Journalism is important, but Kalita notes that “the word ‘journalism’ to many communities tends to be a repellant, or a great unknown.” Mitra adds, “Journalism feels a little self-congratulatory. It conveys a way of doing things. We have to shift to provide the right information with the right delivery models.” The danger, she adds, is to revert to “the nostalgia of six tabloid papers in New York City” and pretend that, everything was great. “It was not great,” she reminds the group.
Powell adds that a key part of rebuilding journalism for economic justice requires redefining who is the audience for journalism.
I want to go back to that concept of redlining.… While there was redlining in terms of housing, there was also redlining in terms of news and information. You had publishers of daily and regional news outlets intentionally deciding to produce news information for very affluent, upwardly mobile people. That meant excluding whole parts of their community. And so when we talk about how we fund in the future going forward, we have to keep in mind community ownership, community participation, and, dare I say, community partnership.
Fortman adds, “We are in the Wild West.… I think it is going to look a lot different than it looks today. You’re going to have a lot more small newsrooms, and I really hope you’re going to have a lot more community-based newsrooms.”

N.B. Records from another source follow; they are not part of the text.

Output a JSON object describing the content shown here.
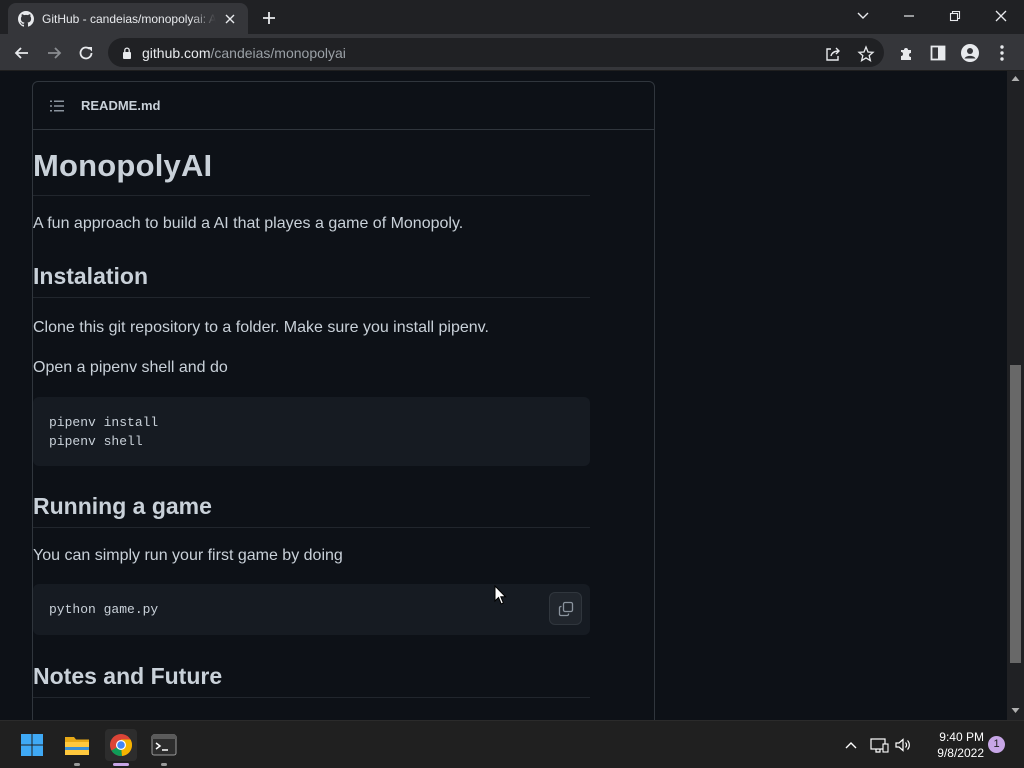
{
  "browser": {
    "tab_title": "GitHub - candeias/monopolyai: A fun approach to build a AI that playes a game of Monopoly.",
    "url_host": "github.com",
    "url_path": "/candeias/monopolyai"
  },
  "readme": {
    "file_name": "README.md",
    "title": "MonopolyAI",
    "intro": "A fun approach to build a AI that playes a game of Monopoly.",
    "installation_heading": "Instalation",
    "installation_p1": "Clone this git repository to a folder. Make sure you install pipenv.",
    "installation_p2": "Open a pipenv shell and do",
    "install_code_line1": "pipenv install",
    "install_code_line2": "pipenv shell",
    "running_heading": "Running a game",
    "running_p": "You can simply run your first game by doing",
    "running_code": "python game.py",
    "notes_heading": "Notes and Future"
  },
  "taskbar": {
    "time": "9:40 PM",
    "date": "9/8/2022",
    "notification_count": "1"
  },
  "colors": {
    "page_bg": "#0d1117",
    "text": "#c9d1d9",
    "border": "#30363d",
    "code_bg": "#161b22"
  }
}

Powell concluded by reinforcing this point: “Smaller and independent is important. But also understanding that information is not from the top down anymore. It is not even necessarily from the bottom up. It is what I call circular and horizontal. It is completed with feedback loops and really listening to the community and responding to community needs.”